▶ **Information given**

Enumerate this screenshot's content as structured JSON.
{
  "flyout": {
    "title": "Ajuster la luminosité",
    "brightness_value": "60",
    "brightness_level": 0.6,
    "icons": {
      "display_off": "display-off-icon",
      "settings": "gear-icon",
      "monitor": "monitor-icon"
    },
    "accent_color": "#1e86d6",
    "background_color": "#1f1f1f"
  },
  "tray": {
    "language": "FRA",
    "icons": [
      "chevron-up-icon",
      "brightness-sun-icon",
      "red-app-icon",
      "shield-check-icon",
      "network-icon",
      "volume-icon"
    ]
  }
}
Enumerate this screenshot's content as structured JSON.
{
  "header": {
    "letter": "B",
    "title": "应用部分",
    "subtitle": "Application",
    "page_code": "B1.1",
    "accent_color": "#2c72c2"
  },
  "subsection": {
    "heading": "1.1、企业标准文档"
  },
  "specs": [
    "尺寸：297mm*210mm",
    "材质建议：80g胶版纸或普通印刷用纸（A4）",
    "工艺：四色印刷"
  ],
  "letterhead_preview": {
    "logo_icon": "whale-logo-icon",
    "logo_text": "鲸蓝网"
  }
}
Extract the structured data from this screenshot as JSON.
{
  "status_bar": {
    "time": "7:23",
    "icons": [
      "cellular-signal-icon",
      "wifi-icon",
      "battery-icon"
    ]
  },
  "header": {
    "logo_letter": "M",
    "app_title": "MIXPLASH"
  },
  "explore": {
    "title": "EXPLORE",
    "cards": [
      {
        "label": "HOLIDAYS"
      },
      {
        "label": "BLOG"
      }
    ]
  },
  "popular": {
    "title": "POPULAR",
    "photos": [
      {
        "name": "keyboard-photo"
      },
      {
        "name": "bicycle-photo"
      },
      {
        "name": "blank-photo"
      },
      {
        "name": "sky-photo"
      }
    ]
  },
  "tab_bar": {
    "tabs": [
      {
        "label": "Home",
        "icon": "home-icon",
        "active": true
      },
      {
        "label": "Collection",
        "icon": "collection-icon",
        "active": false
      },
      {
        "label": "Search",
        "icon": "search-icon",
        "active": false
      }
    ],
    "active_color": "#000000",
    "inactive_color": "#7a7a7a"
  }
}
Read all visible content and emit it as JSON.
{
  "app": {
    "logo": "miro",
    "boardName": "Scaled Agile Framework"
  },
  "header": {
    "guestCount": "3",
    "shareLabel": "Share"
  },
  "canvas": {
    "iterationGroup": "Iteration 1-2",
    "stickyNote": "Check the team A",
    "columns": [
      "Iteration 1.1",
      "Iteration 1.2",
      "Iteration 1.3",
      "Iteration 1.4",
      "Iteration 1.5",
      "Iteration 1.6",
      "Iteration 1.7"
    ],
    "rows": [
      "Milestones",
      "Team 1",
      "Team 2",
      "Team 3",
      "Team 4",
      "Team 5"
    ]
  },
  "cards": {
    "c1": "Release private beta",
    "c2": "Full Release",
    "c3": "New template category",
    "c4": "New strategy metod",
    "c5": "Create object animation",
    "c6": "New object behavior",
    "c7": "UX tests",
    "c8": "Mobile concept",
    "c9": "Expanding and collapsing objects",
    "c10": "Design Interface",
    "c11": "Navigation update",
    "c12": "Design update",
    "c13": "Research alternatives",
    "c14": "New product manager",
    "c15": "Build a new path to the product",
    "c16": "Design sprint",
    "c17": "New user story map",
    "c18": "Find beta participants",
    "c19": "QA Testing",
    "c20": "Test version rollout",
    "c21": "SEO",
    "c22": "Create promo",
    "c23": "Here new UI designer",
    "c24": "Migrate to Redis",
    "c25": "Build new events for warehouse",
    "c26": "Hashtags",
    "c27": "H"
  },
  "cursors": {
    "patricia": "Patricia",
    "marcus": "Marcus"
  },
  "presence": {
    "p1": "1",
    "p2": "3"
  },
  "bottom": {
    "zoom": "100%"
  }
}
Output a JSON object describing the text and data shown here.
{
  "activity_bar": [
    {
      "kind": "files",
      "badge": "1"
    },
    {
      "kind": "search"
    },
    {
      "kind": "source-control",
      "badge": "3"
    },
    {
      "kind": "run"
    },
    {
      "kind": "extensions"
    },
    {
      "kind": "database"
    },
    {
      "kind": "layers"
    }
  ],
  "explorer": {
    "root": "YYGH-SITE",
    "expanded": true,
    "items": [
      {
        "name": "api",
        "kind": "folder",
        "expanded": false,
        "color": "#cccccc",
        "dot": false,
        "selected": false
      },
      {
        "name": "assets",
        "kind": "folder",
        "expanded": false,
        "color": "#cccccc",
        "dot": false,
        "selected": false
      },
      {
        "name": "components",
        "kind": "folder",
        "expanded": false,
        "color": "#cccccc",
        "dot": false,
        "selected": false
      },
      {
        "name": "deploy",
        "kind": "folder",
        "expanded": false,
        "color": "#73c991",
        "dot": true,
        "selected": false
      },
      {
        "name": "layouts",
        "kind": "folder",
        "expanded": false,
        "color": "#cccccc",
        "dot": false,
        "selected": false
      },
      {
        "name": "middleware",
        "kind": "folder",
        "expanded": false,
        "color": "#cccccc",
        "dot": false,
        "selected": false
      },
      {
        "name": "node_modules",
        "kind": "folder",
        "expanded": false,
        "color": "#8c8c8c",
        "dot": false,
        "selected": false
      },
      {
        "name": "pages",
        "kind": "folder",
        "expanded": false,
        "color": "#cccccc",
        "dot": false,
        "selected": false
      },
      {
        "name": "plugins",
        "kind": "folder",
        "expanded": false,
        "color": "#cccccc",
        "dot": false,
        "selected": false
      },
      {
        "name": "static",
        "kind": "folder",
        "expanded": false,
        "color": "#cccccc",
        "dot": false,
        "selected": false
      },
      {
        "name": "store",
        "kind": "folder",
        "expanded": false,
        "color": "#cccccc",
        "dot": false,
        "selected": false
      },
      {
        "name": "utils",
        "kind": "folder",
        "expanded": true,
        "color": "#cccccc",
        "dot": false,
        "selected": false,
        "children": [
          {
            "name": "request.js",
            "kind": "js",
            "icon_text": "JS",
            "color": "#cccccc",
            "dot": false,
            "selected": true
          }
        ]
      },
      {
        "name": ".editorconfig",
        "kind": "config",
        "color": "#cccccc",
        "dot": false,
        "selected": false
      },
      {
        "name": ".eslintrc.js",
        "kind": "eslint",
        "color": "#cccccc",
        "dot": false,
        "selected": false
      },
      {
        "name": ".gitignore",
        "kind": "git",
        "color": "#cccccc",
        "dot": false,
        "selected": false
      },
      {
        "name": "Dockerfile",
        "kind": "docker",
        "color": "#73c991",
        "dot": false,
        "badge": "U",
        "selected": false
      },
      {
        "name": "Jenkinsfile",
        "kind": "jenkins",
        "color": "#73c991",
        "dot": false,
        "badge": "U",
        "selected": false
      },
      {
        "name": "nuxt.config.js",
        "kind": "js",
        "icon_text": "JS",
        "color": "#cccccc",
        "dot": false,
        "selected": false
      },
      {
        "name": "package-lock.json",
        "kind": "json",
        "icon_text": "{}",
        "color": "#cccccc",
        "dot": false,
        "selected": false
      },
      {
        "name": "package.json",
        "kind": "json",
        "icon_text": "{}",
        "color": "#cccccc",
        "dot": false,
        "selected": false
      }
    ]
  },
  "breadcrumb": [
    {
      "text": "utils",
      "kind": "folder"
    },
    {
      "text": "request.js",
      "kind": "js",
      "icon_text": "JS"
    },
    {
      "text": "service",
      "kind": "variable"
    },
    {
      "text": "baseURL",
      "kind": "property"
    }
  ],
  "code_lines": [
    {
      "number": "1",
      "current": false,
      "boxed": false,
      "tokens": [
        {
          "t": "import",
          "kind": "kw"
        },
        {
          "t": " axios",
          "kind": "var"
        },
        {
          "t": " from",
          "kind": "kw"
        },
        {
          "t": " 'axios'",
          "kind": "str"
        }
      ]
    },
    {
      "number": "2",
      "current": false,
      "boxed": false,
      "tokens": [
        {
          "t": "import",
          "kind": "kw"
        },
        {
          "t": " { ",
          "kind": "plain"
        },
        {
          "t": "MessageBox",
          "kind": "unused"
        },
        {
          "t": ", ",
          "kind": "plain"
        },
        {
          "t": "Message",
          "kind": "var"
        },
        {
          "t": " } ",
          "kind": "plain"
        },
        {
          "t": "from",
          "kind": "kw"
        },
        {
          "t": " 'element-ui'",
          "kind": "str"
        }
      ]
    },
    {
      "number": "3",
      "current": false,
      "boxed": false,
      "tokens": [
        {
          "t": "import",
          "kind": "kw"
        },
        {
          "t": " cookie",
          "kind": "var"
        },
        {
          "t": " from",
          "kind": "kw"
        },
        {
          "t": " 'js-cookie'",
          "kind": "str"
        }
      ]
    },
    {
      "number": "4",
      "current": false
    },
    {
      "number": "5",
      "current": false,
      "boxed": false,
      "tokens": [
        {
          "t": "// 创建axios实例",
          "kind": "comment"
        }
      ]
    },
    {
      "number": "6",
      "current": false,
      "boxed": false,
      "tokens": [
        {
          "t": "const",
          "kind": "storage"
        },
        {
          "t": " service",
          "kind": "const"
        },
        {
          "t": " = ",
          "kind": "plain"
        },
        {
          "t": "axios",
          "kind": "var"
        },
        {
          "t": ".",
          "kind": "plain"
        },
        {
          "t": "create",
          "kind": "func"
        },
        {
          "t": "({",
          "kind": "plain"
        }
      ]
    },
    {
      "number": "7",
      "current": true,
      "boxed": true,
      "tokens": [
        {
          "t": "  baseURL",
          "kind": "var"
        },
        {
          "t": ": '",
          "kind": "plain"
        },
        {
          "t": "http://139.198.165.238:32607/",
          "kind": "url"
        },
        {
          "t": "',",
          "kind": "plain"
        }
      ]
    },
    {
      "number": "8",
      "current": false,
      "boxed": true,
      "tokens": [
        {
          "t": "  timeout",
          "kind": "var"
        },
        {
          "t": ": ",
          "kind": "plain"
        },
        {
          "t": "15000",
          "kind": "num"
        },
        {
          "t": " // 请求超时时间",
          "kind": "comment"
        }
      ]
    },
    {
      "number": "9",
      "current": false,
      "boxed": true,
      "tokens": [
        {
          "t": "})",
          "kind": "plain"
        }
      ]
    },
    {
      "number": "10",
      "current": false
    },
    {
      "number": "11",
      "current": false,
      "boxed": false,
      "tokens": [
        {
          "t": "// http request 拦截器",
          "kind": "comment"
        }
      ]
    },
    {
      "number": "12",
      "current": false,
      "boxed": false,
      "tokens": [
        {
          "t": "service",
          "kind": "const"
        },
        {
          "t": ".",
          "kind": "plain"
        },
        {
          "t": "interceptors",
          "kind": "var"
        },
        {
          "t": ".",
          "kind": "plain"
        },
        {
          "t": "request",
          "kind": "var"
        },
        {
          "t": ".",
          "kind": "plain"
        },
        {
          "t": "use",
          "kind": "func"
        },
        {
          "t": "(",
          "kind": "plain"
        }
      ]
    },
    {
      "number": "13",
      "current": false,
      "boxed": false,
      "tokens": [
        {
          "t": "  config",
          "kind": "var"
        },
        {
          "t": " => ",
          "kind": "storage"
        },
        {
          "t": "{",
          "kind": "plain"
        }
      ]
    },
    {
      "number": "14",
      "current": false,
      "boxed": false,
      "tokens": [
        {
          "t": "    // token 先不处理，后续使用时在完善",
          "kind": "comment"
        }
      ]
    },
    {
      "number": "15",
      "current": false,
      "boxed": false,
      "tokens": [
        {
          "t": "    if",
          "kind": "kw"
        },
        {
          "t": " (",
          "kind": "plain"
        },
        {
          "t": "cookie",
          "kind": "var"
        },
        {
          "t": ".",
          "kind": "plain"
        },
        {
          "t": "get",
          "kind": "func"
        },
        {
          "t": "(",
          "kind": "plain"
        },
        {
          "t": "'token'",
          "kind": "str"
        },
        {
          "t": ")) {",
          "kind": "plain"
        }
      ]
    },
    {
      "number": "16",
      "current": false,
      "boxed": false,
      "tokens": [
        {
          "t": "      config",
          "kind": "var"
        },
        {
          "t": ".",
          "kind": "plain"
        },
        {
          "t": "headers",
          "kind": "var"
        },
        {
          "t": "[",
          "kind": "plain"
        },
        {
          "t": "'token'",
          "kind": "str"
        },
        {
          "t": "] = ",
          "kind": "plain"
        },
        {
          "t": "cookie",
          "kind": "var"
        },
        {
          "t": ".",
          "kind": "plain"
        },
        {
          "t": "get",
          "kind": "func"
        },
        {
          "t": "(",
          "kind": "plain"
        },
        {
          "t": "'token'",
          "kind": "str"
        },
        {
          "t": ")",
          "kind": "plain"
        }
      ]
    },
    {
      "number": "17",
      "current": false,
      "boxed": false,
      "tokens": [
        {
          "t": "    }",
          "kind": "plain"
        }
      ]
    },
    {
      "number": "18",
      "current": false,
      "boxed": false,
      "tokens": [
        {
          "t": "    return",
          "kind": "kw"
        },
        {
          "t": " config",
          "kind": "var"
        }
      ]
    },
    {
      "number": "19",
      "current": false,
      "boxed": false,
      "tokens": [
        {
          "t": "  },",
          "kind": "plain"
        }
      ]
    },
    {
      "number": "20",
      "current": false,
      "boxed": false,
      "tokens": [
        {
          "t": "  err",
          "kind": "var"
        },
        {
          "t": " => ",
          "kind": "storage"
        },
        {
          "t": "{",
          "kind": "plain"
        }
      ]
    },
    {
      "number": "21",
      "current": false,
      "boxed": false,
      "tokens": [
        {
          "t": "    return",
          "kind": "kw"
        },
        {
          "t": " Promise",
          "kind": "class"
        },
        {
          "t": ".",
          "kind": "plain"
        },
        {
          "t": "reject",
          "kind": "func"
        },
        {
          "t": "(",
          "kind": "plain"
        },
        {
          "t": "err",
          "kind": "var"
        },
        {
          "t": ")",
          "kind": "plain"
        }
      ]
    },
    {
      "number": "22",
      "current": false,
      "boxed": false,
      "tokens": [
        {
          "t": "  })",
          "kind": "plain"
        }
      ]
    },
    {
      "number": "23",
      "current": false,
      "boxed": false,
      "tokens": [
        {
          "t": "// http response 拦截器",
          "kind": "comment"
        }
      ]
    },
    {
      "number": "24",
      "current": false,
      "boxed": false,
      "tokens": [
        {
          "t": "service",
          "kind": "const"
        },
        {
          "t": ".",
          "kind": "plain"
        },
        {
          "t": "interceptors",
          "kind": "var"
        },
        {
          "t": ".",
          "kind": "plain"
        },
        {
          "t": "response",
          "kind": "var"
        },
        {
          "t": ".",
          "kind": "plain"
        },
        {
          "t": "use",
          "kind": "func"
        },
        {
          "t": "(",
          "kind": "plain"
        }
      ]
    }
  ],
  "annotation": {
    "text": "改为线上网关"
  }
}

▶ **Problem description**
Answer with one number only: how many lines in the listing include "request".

▶ **Worked solution**
4